New York's Staten Island Live reports that Girl Scouting is about a lot more than selling sweets, even though the connection to cookies is not necessarily misleading: In a way, it symbolizes what Girl Scouts of the USA strives to instill in its members. Combining the traditional homespun skill of baking cookies with fund-raising and finance, the cookie sale exemplifies some of the fundamentals of self-reliance and resourcefulness, homemaking and can-do skills that Juliette Gordon Low sought to provide for girls when she founded the Girl Scouts 100 years ago.
Staten Island Girl Scouts and their leaders have a lot of enthusiasm for these goals and the spirit of “learning by doing.”
They attend movie days, plant trees, plan events such as She + Me, and Fit and Fabulous, a combination of nutrition and Zumba.
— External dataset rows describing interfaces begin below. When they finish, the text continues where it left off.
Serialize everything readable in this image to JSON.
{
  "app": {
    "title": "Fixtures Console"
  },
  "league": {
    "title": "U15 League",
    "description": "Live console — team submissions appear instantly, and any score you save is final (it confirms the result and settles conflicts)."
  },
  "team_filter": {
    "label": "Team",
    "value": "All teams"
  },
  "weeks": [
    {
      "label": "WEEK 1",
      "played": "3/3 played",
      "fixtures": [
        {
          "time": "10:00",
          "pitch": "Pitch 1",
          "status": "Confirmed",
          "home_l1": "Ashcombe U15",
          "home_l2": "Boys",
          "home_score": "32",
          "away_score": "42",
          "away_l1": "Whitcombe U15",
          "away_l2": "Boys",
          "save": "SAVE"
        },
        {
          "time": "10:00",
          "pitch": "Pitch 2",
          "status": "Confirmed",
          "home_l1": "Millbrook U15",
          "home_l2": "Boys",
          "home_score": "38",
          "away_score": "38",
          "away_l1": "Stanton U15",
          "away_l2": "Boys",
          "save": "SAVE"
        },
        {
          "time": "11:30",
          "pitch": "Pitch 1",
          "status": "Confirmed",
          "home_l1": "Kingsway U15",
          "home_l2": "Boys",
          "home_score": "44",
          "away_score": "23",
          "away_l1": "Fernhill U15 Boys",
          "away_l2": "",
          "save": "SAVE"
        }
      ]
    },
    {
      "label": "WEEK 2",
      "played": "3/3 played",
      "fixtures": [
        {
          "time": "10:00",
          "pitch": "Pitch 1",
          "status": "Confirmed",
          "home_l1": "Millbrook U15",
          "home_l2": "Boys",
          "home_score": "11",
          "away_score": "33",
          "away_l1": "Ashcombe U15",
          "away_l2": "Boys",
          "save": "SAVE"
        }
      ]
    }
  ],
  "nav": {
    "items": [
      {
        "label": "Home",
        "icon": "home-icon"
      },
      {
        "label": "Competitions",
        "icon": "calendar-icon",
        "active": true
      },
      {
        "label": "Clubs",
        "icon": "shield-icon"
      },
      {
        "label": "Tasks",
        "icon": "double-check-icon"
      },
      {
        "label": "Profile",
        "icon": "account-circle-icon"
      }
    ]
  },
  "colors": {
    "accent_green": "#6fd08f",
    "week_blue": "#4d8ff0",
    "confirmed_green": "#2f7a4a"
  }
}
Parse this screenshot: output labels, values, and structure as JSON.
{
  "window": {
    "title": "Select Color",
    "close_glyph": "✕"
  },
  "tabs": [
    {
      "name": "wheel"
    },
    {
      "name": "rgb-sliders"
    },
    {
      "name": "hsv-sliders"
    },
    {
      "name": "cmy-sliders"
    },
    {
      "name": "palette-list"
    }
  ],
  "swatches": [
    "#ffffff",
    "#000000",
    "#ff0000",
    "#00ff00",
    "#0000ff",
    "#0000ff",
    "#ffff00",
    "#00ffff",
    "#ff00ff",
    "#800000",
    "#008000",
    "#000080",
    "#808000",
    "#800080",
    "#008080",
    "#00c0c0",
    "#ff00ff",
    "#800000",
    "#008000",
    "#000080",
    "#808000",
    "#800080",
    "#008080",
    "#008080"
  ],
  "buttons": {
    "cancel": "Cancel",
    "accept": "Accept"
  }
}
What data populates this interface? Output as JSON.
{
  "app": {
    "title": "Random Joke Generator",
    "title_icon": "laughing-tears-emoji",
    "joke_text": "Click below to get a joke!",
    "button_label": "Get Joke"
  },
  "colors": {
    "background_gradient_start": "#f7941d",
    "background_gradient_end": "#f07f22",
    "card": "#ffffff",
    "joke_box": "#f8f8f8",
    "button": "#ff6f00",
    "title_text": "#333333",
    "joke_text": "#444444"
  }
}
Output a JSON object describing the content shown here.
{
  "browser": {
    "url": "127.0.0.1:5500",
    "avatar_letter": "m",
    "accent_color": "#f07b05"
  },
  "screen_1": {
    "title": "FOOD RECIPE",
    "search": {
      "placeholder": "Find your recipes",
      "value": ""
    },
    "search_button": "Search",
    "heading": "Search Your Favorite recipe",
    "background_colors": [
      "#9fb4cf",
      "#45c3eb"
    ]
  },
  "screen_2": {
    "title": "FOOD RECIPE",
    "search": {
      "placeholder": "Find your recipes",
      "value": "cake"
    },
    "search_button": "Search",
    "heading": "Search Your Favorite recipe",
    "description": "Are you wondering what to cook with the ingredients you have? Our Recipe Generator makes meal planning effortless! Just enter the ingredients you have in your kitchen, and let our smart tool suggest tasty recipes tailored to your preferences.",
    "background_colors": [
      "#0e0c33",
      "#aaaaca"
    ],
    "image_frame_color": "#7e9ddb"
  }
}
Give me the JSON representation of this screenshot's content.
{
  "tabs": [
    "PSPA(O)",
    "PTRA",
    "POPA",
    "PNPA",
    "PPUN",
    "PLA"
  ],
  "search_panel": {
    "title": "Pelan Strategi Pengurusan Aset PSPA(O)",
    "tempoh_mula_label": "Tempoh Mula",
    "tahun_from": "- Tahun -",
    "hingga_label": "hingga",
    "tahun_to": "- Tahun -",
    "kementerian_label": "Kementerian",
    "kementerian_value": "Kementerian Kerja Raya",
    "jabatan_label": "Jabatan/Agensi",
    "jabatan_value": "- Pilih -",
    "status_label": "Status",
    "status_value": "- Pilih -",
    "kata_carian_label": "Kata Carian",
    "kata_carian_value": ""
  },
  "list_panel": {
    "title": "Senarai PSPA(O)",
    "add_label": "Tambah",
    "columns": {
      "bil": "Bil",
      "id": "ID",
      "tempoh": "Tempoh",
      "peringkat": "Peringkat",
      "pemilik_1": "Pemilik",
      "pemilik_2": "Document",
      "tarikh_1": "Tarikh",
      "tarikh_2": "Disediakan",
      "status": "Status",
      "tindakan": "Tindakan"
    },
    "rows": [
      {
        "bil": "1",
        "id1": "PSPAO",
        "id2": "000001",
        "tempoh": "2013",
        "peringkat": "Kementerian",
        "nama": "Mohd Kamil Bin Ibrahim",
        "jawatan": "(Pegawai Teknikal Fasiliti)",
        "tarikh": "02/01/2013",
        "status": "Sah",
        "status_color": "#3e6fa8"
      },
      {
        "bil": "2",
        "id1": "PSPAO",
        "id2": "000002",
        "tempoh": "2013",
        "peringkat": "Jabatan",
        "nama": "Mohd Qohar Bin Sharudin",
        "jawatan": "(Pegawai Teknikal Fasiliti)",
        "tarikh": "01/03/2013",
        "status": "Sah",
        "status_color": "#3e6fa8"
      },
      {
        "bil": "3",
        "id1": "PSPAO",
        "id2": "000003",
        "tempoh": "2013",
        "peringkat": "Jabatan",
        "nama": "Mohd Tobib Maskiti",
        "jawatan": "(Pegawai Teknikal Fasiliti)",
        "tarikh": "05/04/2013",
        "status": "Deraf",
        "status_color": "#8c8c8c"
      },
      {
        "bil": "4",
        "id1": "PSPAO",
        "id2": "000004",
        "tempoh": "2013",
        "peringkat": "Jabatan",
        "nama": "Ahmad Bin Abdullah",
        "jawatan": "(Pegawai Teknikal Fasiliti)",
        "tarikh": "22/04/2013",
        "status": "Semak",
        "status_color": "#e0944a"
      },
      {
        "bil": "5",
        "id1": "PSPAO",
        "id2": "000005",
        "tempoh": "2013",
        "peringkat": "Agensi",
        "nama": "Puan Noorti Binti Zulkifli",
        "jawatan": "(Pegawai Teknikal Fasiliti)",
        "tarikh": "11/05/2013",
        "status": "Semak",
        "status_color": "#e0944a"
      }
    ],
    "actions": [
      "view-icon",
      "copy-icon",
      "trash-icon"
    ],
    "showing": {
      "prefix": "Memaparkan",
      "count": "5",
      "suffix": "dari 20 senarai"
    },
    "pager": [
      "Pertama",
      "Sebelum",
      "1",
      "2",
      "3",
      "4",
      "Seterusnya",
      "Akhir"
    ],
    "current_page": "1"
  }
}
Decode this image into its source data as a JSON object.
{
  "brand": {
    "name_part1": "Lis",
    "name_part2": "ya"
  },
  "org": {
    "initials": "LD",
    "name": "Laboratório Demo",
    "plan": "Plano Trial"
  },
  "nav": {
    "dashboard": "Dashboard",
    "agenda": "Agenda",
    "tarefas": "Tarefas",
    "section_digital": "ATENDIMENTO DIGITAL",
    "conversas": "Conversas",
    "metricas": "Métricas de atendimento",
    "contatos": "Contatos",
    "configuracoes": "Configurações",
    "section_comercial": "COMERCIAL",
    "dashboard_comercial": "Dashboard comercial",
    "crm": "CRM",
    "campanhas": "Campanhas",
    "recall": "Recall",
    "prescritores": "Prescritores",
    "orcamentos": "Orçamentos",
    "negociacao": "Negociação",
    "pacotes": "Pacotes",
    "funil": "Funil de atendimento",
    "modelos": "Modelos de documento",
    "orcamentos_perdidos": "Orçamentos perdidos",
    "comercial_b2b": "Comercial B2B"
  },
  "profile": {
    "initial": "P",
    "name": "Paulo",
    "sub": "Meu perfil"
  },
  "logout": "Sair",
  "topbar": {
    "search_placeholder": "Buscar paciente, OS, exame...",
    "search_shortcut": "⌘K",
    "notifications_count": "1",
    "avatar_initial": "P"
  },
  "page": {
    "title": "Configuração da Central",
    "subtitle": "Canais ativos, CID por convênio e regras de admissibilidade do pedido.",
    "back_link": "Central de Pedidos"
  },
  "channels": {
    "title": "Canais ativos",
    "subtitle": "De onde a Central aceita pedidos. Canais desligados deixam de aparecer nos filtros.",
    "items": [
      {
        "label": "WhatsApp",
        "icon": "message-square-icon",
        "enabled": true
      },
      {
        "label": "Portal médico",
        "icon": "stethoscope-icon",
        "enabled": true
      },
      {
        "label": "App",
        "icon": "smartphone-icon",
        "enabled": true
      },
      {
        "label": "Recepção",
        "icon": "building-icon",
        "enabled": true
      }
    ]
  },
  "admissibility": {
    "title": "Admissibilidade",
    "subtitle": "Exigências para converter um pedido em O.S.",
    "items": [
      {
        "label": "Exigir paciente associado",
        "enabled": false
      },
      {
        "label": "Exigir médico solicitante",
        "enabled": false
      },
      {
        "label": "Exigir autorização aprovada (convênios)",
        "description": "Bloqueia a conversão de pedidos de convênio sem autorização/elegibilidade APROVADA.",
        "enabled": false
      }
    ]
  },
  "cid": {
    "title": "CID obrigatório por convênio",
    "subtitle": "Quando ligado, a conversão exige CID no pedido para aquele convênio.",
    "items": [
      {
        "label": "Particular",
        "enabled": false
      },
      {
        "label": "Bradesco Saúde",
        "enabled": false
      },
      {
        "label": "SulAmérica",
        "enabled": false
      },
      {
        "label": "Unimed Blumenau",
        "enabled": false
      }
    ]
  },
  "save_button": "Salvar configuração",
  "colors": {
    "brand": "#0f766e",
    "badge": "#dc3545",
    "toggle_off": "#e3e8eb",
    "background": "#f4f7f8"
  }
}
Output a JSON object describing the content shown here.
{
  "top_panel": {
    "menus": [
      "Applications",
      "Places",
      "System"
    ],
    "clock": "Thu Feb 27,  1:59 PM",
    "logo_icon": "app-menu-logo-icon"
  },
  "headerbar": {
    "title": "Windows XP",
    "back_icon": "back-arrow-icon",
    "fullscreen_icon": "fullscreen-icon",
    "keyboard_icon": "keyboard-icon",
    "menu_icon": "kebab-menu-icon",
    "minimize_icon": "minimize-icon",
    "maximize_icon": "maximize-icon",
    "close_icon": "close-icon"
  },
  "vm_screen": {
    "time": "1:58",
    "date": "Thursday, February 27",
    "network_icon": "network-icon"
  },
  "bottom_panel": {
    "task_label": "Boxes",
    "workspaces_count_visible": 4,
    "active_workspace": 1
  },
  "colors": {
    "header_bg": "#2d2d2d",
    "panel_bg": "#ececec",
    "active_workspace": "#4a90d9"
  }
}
They go camping; learn baby-sitting and CPR. They work to earn badges together and independently. Troops on Staten Island include girls of all ages and abilities, among them Troop 5312 at PS 37 in Great Kills, a school for students with significant developmental and physical disabilities.
“You watch them explore new things — make breakfast on an open fire — and the look they get — ‘I did this! See that?’ or ‘I can do this and I can go further with it,’¤” said Betty Brandt, manager for Three Bridges 1, one of six service units, into which local troops are divided. Ms. Brandt, herself a Scout and a mother of Scouts, is a co-leader of troops — Juniors 5288, Cadets 5555 and Seniors/Ambassadors 5138 — that meet at Holy Trinity-St. Nicholas community hall in New Springville on Tuesdays.